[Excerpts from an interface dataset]
#####

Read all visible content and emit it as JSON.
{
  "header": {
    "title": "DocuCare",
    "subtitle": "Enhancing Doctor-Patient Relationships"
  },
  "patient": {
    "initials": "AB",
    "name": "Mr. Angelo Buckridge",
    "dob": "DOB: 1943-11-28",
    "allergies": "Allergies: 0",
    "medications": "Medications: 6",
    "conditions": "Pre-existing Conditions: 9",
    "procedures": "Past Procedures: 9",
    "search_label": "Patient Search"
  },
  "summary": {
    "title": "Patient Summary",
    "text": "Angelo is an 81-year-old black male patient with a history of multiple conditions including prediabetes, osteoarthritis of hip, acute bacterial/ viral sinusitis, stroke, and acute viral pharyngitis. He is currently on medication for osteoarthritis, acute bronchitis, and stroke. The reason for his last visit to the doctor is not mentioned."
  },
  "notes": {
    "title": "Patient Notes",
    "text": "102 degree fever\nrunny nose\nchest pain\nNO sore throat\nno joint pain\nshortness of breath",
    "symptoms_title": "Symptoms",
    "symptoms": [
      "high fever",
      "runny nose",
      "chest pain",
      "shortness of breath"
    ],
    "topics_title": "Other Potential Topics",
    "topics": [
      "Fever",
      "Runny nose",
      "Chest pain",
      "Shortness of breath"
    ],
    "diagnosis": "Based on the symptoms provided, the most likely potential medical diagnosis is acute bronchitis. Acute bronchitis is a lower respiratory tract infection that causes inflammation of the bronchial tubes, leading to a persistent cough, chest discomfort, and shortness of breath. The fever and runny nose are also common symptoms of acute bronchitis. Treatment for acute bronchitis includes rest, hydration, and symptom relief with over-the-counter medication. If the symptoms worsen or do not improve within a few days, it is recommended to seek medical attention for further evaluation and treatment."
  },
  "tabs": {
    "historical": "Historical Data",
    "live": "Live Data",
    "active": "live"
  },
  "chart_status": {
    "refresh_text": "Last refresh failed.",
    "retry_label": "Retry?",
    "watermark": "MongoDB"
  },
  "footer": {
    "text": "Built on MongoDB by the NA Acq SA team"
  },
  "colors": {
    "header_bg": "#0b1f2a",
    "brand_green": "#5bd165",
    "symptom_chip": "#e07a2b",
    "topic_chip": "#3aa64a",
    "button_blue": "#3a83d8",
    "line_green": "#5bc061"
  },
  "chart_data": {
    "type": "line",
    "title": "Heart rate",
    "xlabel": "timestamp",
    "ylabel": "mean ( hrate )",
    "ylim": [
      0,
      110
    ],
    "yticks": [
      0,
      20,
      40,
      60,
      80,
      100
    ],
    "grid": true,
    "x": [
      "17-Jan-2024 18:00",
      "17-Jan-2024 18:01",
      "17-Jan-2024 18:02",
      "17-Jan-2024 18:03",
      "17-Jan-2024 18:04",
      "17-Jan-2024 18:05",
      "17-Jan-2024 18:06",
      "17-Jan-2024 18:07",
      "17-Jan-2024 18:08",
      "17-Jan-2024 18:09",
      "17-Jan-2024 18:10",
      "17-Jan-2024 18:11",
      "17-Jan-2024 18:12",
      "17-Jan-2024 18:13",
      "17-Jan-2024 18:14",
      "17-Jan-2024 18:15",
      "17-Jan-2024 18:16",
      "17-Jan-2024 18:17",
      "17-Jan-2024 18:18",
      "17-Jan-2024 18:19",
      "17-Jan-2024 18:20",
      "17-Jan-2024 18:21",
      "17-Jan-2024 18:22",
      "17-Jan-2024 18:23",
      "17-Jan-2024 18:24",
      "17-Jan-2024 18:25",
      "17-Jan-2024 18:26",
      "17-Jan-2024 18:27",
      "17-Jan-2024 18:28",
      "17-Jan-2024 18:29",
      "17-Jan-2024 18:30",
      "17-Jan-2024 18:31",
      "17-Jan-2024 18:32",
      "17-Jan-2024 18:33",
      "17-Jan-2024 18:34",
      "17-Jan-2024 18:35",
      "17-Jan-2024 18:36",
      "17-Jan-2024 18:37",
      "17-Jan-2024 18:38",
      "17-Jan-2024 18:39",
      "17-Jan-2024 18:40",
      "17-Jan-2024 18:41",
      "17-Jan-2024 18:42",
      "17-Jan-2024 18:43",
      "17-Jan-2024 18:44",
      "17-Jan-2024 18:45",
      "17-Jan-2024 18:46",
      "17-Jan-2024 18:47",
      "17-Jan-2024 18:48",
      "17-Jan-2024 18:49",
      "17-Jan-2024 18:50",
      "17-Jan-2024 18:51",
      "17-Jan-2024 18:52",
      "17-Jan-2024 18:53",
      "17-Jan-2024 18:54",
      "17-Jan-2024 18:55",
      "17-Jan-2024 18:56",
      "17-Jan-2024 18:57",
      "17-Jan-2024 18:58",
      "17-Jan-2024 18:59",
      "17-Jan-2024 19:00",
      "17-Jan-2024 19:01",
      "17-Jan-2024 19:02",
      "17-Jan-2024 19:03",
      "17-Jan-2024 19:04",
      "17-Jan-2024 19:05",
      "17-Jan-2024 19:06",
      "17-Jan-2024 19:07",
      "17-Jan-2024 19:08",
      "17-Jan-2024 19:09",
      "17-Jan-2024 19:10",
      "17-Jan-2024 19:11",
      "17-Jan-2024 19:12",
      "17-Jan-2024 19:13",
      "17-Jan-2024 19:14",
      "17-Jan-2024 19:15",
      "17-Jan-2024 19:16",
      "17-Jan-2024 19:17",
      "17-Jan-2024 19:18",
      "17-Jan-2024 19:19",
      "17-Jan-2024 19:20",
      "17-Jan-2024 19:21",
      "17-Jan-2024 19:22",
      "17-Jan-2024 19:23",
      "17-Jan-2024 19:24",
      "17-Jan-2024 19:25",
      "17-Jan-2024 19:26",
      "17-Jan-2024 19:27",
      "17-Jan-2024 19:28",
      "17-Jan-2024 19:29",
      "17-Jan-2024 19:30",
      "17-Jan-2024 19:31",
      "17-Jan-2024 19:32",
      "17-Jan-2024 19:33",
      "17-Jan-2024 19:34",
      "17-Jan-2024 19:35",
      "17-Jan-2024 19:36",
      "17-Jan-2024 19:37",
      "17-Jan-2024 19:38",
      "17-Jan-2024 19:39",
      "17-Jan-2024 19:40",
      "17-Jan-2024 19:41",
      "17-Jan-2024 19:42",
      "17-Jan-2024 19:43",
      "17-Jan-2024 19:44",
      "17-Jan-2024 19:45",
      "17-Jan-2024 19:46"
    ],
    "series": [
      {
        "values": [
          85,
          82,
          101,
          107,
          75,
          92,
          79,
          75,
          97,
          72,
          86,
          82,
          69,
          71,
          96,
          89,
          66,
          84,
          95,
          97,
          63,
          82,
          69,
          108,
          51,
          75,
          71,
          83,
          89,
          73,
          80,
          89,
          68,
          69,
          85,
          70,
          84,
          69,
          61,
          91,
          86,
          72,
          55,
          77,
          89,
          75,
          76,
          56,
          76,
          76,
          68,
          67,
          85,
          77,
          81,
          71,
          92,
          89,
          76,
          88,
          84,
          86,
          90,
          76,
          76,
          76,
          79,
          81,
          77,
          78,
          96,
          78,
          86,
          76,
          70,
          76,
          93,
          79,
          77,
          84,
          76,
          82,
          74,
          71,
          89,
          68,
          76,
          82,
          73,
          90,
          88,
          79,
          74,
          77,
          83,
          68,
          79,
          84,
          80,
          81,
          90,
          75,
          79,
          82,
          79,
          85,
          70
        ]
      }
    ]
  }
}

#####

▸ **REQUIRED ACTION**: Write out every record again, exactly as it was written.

▸ **EXERCISE SOLUTION**:
Read all visible content and emit it as JSON.
{
  "header": {
    "title": "DocuCare",
    "subtitle": "Enhancing Doctor-Patient Relationships"
  },
  "patient": {
    "initials": "AB",
    "name": "Mr. Angelo Buckridge",
    "dob": "DOB: 1943-11-28",
    "allergies": "Allergies: 0",
    "medications": "Medications: 6",
    "conditions": "Pre-existing Conditions: 9",
    "procedures": "Past Procedures: 9",
    "search_label": "Patient Search"
  },
  "summary": {
    "title": "Patient Summary",
    "text": "Angelo is an 81-year-old black male patient with a history of multiple conditions including prediabetes, osteoarthritis of hip, acute bacterial/ viral sinusitis, stroke, and acute viral pharyngitis. He is currently on medication for osteoarthritis, acute bronchitis, and stroke. The reason for his last visit to the doctor is not mentioned."
  },
  "notes": {
    "title": "Patient Notes",
    "text": "102 degree fever\nrunny nose\nchest pain\nNO sore throat\nno joint pain\nshortness of breath",
    "symptoms_title": "Symptoms",
    "symptoms": [
      "high fever",
      "runny nose",
      "chest pain",
      "shortness of breath"
    ],
    "topics_title": "Other Potential Topics",
    "topics": [
      "Fever",
      "Runny nose",
      "Chest pain",
      "Shortness of breath"
    ],
    "diagnosis": "Based on the symptoms provided, the most likely potential medical diagnosis is acute bronchitis. Acute bronchitis is a lower respiratory tract infection that causes inflammation of the bronchial tubes, leading to a persistent cough, chest discomfort, and shortness of breath. The fever and runny nose are also common symptoms of acute bronchitis. Treatment for acute bronchitis includes rest, hydration, and symptom relief with over-the-counter medication. If the symptoms worsen or do not improve within a few days, it is recommended to seek medical attention for further evaluation and treatment."
  },
  "tabs": {
    "historical": "Historical Data",
    "live": "Live Data",
    "active": "live"
  },
  "chart_status": {
    "refresh_text": "Last refresh failed.",
    "retry_label": "Retry?",
    "watermark": "MongoDB"
  },
  "footer": {
    "text": "Built on MongoDB by the NA Acq SA team"
  },
  "colors": {
    "header_bg": "#0b1f2a",
    "brand_green": "#5bd165",
    "symptom_chip": "#e07a2b",
    "topic_chip": "#3aa64a",
    "button_blue": "#3a83d8",
    "line_green": "#5bc061"
  },
  "chart_data": {
    "type": "line",
    "title": "Heart rate",
    "xlabel": "timestamp",
    "ylabel": "mean ( hrate )",
    "ylim": [
      0,
      110
    ],
    "yticks": [
      0,
      20,
      40,
      60,
      80,
      100
    ],
    "grid": true,
    "x": [
      "17-Jan-2024 18:00",
      "17-Jan-2024 18:01",
      "17-Jan-2024 18:02",
      "17-Jan-2024 18:03",
      "17-Jan-2024 18:04",
      "17-Jan-2024 18:05",
      "17-Jan-2024 18:06",
      "17-Jan-2024 18:07",
      "17-Jan-2024 18:08",
      "17-Jan-2024 18:09",
      "17-Jan-2024 18:10",
      "17-Jan-2024 18:11",
      "17-Jan-2024 18:12",
      "17-Jan-2024 18:13",
      "17-Jan-2024 18:14",
      "17-Jan-2024 18:15",
      "17-Jan-2024 18:16",
      "17-Jan-2024 18:17",
      "17-Jan-2024 18:18",
      "17-Jan-2024 18:19",
      "17-Jan-2024 18:20",
      "17-Jan-2024 18:21",
      "17-Jan-2024 18:22",
      "17-Jan-2024 18:23",
      "17-Jan-2024 18:24",
      "17-Jan-2024 18:25",
      "17-Jan-2024 18:26",
      "17-Jan-2024 18:27",
      "17-Jan-2024 18:28",
      "17-Jan-2024 18:29",
      "17-Jan-2024 18:30",
      "17-Jan-2024 18:31",
      "17-Jan-2024 18:32",
      "17-Jan-2024 18:33",
      "17-Jan-2024 18:34",
      "17-Jan-2024 18:35",
      "17-Jan-2024 18:36",
      "17-Jan-2024 18:37",
      "17-Jan-2024 18:38",
      "17-Jan-2024 18:39",
      "17-Jan-2024 18:40",
      "17-Jan-2024 18:41",
      "17-Jan-2024 18:42",
      "17-Jan-2024 18:43",
      "17-Jan-2024 18:44",
      "17-Jan-2024 18:45",
      "17-Jan-2024 18:46",
      "17-Jan-2024 18:47",
      "17-Jan-2024 18:48",
      "17-Jan-2024 18:49",
      "17-Jan-2024 18:50",
      "17-Jan-2024 18:51",
      "17-Jan-2024 18:52",
      "17-Jan-2024 18:53",
      "17-Jan-2024 18:54",
      "17-Jan-2024 18:55",
      "17-Jan-2024 18:56",
      "17-Jan-2024 18:57",
      "17-Jan-2024 18:58",
      "17-Jan-2024 18:59",
      "17-Jan-2024 19:00",
      "17-Jan-2024 19:01",
      "17-Jan-2024 19:02",
      "17-Jan-2024 19:03",
      "17-Jan-2024 19:04",
      "17-Jan-2024 19:05",
      "17-Jan-2024 19:06",
      "17-Jan-2024 19:07",
      "17-Jan-2024 19:08",
      "17-Jan-2024 19:09",
      "17-Jan-2024 19:10",
      "17-Jan-2024 19:11",
      "17-Jan-2024 19:12",
      "17-Jan-2024 19:13",
      "17-Jan-2024 19:14",
      "17-Jan-2024 19:15",
      "17-Jan-2024 19:16",
      "17-Jan-2024 19:17",
      "17-Jan-2024 19:18",
      "17-Jan-2024 19:19",
      "17-Jan-2024 19:20",
      "17-Jan-2024 19:21",
      "17-Jan-2024 19:22",
      "17-Jan-2024 19:23",
      "17-Jan-2024 19:24",
      "17-Jan-2024 19:25",
      "17-Jan-2024 19:26",
      "17-Jan-2024 19:27",
      "17-Jan-2024 19:28",
      "17-Jan-2024 19:29",
      "17-Jan-2024 19:30",
      "17-Jan-2024 19:31",
      "17-Jan-2024 19:32",
      "17-Jan-2024 19:33",
      "17-Jan-2024 19:34",
      "17-Jan-2024 19:35",
      "17-Jan-2024 19:36",
      "17-Jan-2024 19:37",
      "17-Jan-2024 19:38",
      "17-Jan-2024 19:39",
      "17-Jan-2024 19:40",
      "17-Jan-2024 19:41",
      "17-Jan-2024 19:42",
      "17-Jan-2024 19:43",
      "17-Jan-2024 19:44",
      "17-Jan-2024 19:45",
      "17-Jan-2024 19:46"
    ],
    "series": [
      {
        "values": [
          85,
          82,
          101,
          107,
          75,
          92,
          79,
          75,
          97,
          72,
          86,
          82,
          69,
          71,
          96,
          89,
          66,
          84,
          95,
          97,
          63,
          82,
          69,
          108,
          51,
          75,
          71,
          83,
          89,
          73,
          80,
          89,
          68,
          69,
          85,
          70,
          84,
          69,
          61,
          91,
          86,
          72,
          55,
          77,
          89,
          75,
          76,
          56,
          76,
          76,
          68,
          67,
          85,
          77,
          81,
          71,
          92,
          89,
          76,
          88,
          84,
          86,
          90,
          76,
          76,
          76,
          79,
          81,
          77,
          78,
          96,
          78,
          86,
          76,
          70,
          76,
          93,
          79,
          77,
          84,
          76,
          82,
          74,
          71,
          89,
          68,
          76,
          82,
          73,
          90,
          88,
          79,
          74,
          77,
          83,
          68,
          79,
          84,
          80,
          81,
          90,
          75,
          79,
          82,
          79,
          85,
          70
        ]
      }
    ]
  }
}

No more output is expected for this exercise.